▸ Problem to solve:
Copy each line containing "label" from the listing below.

++++++++++

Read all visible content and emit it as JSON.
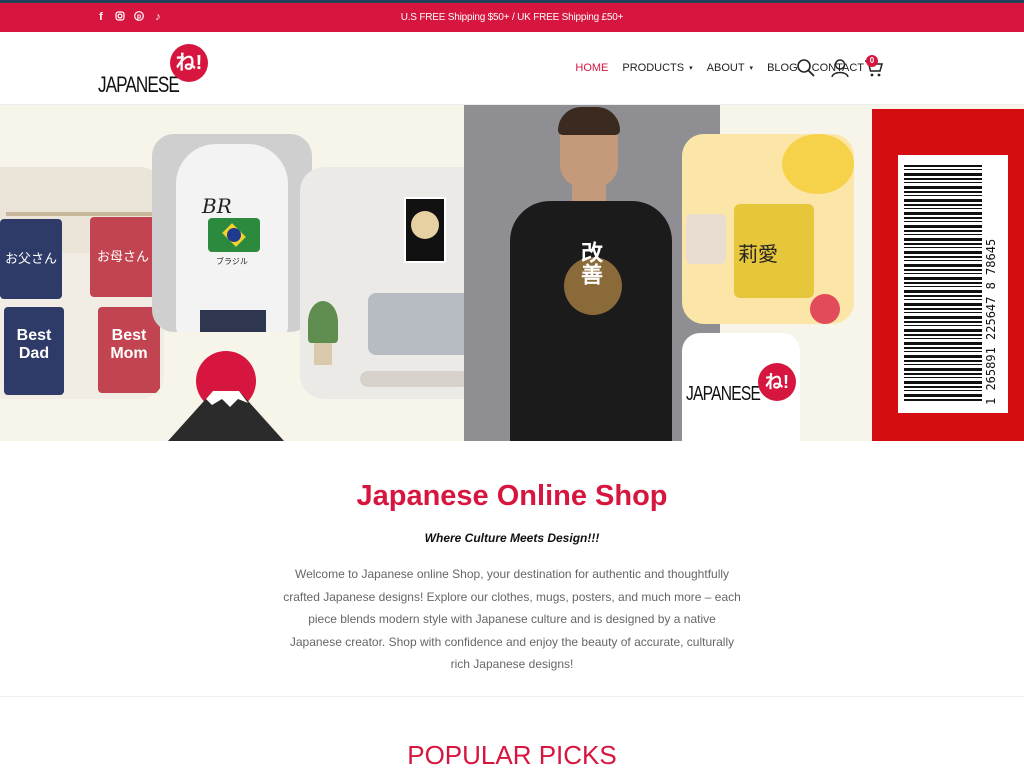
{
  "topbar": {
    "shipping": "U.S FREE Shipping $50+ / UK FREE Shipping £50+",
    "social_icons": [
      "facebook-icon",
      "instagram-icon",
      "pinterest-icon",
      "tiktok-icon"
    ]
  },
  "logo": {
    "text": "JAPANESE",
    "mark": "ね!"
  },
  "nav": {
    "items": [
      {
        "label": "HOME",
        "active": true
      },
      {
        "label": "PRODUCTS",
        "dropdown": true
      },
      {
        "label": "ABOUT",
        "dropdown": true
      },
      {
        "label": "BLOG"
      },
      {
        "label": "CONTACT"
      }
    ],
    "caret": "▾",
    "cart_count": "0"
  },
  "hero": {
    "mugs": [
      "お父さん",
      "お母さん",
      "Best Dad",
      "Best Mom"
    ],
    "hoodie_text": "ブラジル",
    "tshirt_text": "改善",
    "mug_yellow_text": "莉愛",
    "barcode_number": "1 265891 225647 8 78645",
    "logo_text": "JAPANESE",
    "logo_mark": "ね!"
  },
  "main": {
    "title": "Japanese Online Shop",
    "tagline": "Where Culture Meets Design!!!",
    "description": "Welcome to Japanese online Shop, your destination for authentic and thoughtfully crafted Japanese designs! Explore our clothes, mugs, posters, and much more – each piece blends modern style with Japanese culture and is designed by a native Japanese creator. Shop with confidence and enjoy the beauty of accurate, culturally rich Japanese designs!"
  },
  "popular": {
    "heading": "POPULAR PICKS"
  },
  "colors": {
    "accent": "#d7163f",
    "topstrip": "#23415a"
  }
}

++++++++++

▸ Response box:
        "label": "HOME",
        "label": "PRODUCTS",
        "label": "ABOUT",
        "label": "BLOG"
        "label": "CONTACT"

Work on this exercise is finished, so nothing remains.